Assignment:
Without including any image, repeat every record exactly.

** Task data follows **

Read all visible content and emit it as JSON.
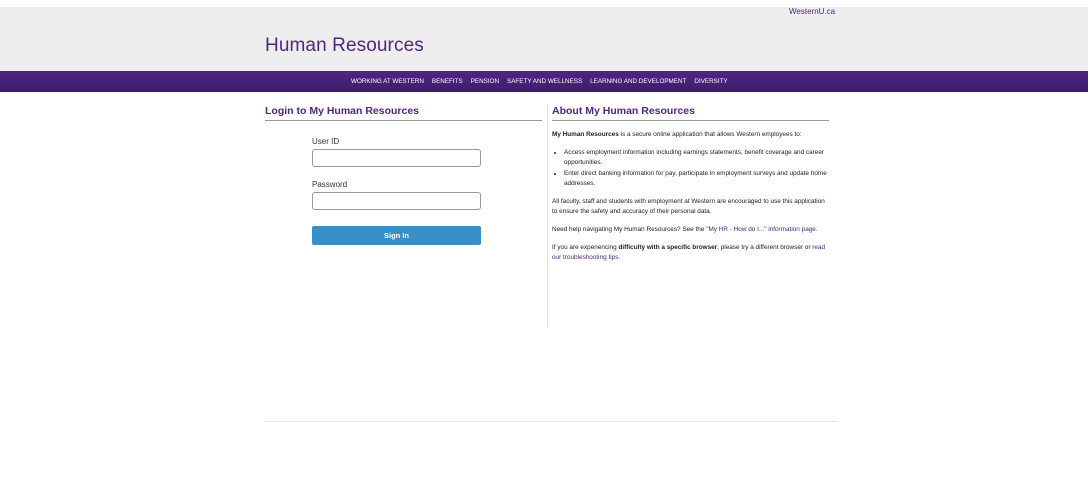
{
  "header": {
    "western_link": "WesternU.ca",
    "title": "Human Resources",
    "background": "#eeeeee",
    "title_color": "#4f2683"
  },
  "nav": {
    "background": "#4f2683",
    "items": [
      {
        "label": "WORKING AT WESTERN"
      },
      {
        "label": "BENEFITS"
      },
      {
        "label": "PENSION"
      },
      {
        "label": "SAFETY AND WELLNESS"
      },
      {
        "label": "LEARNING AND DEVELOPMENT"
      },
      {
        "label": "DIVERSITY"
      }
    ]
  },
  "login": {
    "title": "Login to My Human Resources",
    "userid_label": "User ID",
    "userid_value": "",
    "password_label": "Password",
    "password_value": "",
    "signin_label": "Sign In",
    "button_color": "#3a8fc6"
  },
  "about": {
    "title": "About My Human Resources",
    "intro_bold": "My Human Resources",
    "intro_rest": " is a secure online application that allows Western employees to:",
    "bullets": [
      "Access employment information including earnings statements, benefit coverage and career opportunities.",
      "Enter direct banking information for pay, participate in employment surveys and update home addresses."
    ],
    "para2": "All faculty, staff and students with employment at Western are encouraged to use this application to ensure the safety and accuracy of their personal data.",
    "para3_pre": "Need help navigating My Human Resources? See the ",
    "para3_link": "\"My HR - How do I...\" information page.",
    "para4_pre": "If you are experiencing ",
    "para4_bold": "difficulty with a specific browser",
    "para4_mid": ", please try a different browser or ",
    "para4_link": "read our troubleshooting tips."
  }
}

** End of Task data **

Written solution:
Read all visible content and emit it as JSON.
{
  "header": {
    "western_link": "WesternU.ca",
    "title": "Human Resources",
    "background": "#eeeeee",
    "title_color": "#4f2683"
  },
  "nav": {
    "background": "#4f2683",
    "items": [
      {
        "label": "WORKING AT WESTERN"
      },
      {
        "label": "BENEFITS"
      },
      {
        "label": "PENSION"
      },
      {
        "label": "SAFETY AND WELLNESS"
      },
      {
        "label": "LEARNING AND DEVELOPMENT"
      },
      {
        "label": "DIVERSITY"
      }
    ]
  },
  "login": {
    "title": "Login to My Human Resources",
    "userid_label": "User ID",
    "userid_value": "",
    "password_label": "Password",
    "password_value": "",
    "signin_label": "Sign In",
    "button_color": "#3a8fc6"
  },
  "about": {
    "title": "About My Human Resources",
    "intro_bold": "My Human Resources",
    "intro_rest": " is a secure online application that allows Western employees to:",
    "bullets": [
      "Access employment information including earnings statements, benefit coverage and career opportunities.",
      "Enter direct banking information for pay, participate in employment surveys and update home addresses."
    ],
    "para2": "All faculty, staff and students with employment at Western are encouraged to use this application to ensure the safety and accuracy of their personal data.",
    "para3_pre": "Need help navigating My Human Resources? See the ",
    "para3_link": "\"My HR - How do I...\" information page.",
    "para4_pre": "If you are experiencing ",
    "para4_bold": "difficulty with a specific browser",
    "para4_mid": ", please try a different browser or ",
    "para4_link": "read our troubleshooting tips."
  }
}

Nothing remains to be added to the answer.